To do.
Everything in the entries except the pictures must be repeated exactly.
________
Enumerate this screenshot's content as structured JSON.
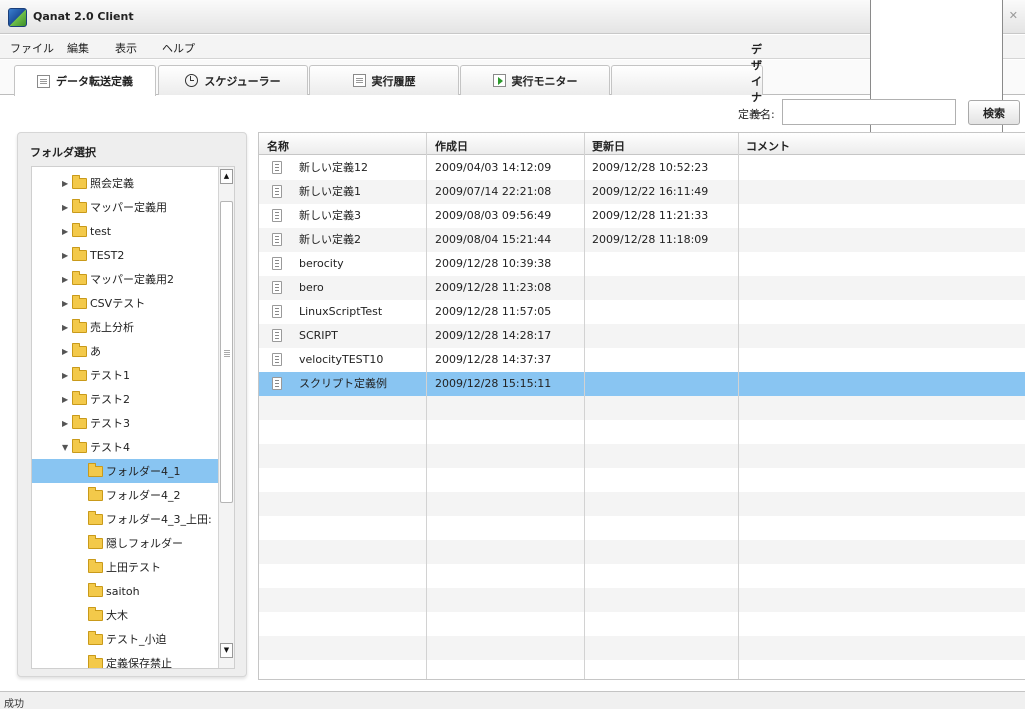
{
  "window": {
    "title": "Qanat 2.0 Client",
    "controls": "_ □ ✕"
  },
  "menu": [
    "ファイル",
    "編集",
    "表示",
    "ヘルプ"
  ],
  "tabs": [
    {
      "label": "データ転送定義",
      "icon": "document-icon"
    },
    {
      "label": "スケジューラー",
      "icon": "clock-icon"
    },
    {
      "label": "実行履歴",
      "icon": "history-icon"
    },
    {
      "label": "実行モニター",
      "icon": "play-icon"
    },
    {
      "label": "デザイナー",
      "icon": "designer-icon"
    }
  ],
  "search": {
    "label": "定義名:",
    "value": "",
    "button": "検索"
  },
  "folder_panel": {
    "title": "フォルダ選択",
    "items": [
      {
        "label": "照会定義",
        "expanded": false
      },
      {
        "label": "マッパー定義用",
        "expanded": false
      },
      {
        "label": "test",
        "expanded": false
      },
      {
        "label": "TEST2",
        "expanded": false
      },
      {
        "label": "マッパー定義用2",
        "expanded": false
      },
      {
        "label": "CSVテスト",
        "expanded": false
      },
      {
        "label": "売上分析",
        "expanded": false
      },
      {
        "label": "あ",
        "expanded": false
      },
      {
        "label": "テスト1",
        "expanded": false
      },
      {
        "label": "テスト2",
        "expanded": false
      },
      {
        "label": "テスト3",
        "expanded": false
      },
      {
        "label": "テスト4",
        "expanded": true
      },
      {
        "label": "フォルダー4_1",
        "child": true,
        "selected": true
      },
      {
        "label": "フォルダー4_2",
        "child": true
      },
      {
        "label": "フォルダー4_3_上田:",
        "child": true
      },
      {
        "label": "隠しフォルダー",
        "child": true
      },
      {
        "label": "上田テスト",
        "child": true
      },
      {
        "label": "saitoh",
        "child": true
      },
      {
        "label": "大木",
        "child": true
      },
      {
        "label": "テスト_小迫",
        "child": true
      },
      {
        "label": "定義保存禁止",
        "child": true
      }
    ]
  },
  "table": {
    "columns": [
      "名称",
      "作成日",
      "更新日",
      "コメント"
    ],
    "rows": [
      {
        "name": "新しい定義12",
        "created": "2009/04/03 14:12:09",
        "updated": "2009/12/28 10:52:23",
        "comment": ""
      },
      {
        "name": "新しい定義1",
        "created": "2009/07/14 22:21:08",
        "updated": "2009/12/22 16:11:49",
        "comment": ""
      },
      {
        "name": "新しい定義3",
        "created": "2009/08/03 09:56:49",
        "updated": "2009/12/28 11:21:33",
        "comment": ""
      },
      {
        "name": "新しい定義2",
        "created": "2009/08/04 15:21:44",
        "updated": "2009/12/28 11:18:09",
        "comment": ""
      },
      {
        "name": "berocity",
        "created": "2009/12/28 10:39:38",
        "updated": "",
        "comment": ""
      },
      {
        "name": "bero",
        "created": "2009/12/28 11:23:08",
        "updated": "",
        "comment": ""
      },
      {
        "name": "LinuxScriptTest",
        "created": "2009/12/28 11:57:05",
        "updated": "",
        "comment": ""
      },
      {
        "name": "SCRIPT",
        "created": "2009/12/28 14:28:17",
        "updated": "",
        "comment": ""
      },
      {
        "name": "velocityTEST10",
        "created": "2009/12/28 14:37:37",
        "updated": "",
        "comment": ""
      },
      {
        "name": "スクリプト定義例",
        "created": "2009/12/28 15:15:11",
        "updated": "",
        "comment": "",
        "selected": true
      }
    ]
  },
  "status": "成功",
  "colors": {
    "selection": "#89c5f2",
    "folder": "#f3c94a"
  }
}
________
Completed task.
Enumerate this screenshot's content as structured JSON.
{
  "window": {
    "title": "Qanat 2.0 Client",
    "controls": "_ □ ✕"
  },
  "menu": [
    "ファイル",
    "編集",
    "表示",
    "ヘルプ"
  ],
  "tabs": [
    {
      "label": "データ転送定義",
      "icon": "document-icon"
    },
    {
      "label": "スケジューラー",
      "icon": "clock-icon"
    },
    {
      "label": "実行履歴",
      "icon": "history-icon"
    },
    {
      "label": "実行モニター",
      "icon": "play-icon"
    },
    {
      "label": "デザイナー",
      "icon": "designer-icon"
    }
  ],
  "search": {
    "label": "定義名:",
    "value": "",
    "button": "検索"
  },
  "folder_panel": {
    "title": "フォルダ選択",
    "items": [
      {
        "label": "照会定義",
        "expanded": false
      },
      {
        "label": "マッパー定義用",
        "expanded": false
      },
      {
        "label": "test",
        "expanded": false
      },
      {
        "label": "TEST2",
        "expanded": false
      },
      {
        "label": "マッパー定義用2",
        "expanded": false
      },
      {
        "label": "CSVテスト",
        "expanded": false
      },
      {
        "label": "売上分析",
        "expanded": false
      },
      {
        "label": "あ",
        "expanded": false
      },
      {
        "label": "テスト1",
        "expanded": false
      },
      {
        "label": "テスト2",
        "expanded": false
      },
      {
        "label": "テスト3",
        "expanded": false
      },
      {
        "label": "テスト4",
        "expanded": true
      },
      {
        "label": "フォルダー4_1",
        "child": true,
        "selected": true
      },
      {
        "label": "フォルダー4_2",
        "child": true
      },
      {
        "label": "フォルダー4_3_上田:",
        "child": true
      },
      {
        "label": "隠しフォルダー",
        "child": true
      },
      {
        "label": "上田テスト",
        "child": true
      },
      {
        "label": "saitoh",
        "child": true
      },
      {
        "label": "大木",
        "child": true
      },
      {
        "label": "テスト_小迫",
        "child": true
      },
      {
        "label": "定義保存禁止",
        "child": true
      }
    ]
  },
  "table": {
    "columns": [
      "名称",
      "作成日",
      "更新日",
      "コメント"
    ],
    "rows": [
      {
        "name": "新しい定義12",
        "created": "2009/04/03 14:12:09",
        "updated": "2009/12/28 10:52:23",
        "comment": ""
      },
      {
        "name": "新しい定義1",
        "created": "2009/07/14 22:21:08",
        "updated": "2009/12/22 16:11:49",
        "comment": ""
      },
      {
        "name": "新しい定義3",
        "created": "2009/08/03 09:56:49",
        "updated": "2009/12/28 11:21:33",
        "comment": ""
      },
      {
        "name": "新しい定義2",
        "created": "2009/08/04 15:21:44",
        "updated": "2009/12/28 11:18:09",
        "comment": ""
      },
      {
        "name": "berocity",
        "created": "2009/12/28 10:39:38",
        "updated": "",
        "comment": ""
      },
      {
        "name": "bero",
        "created": "2009/12/28 11:23:08",
        "updated": "",
        "comment": ""
      },
      {
        "name": "LinuxScriptTest",
        "created": "2009/12/28 11:57:05",
        "updated": "",
        "comment": ""
      },
      {
        "name": "SCRIPT",
        "created": "2009/12/28 14:28:17",
        "updated": "",
        "comment": ""
      },
      {
        "name": "velocityTEST10",
        "created": "2009/12/28 14:37:37",
        "updated": "",
        "comment": ""
      },
      {
        "name": "スクリプト定義例",
        "created": "2009/12/28 15:15:11",
        "updated": "",
        "comment": "",
        "selected": true
      }
    ]
  },
  "status": "成功",
  "colors": {
    "selection": "#89c5f2",
    "folder": "#f3c94a"
  }
}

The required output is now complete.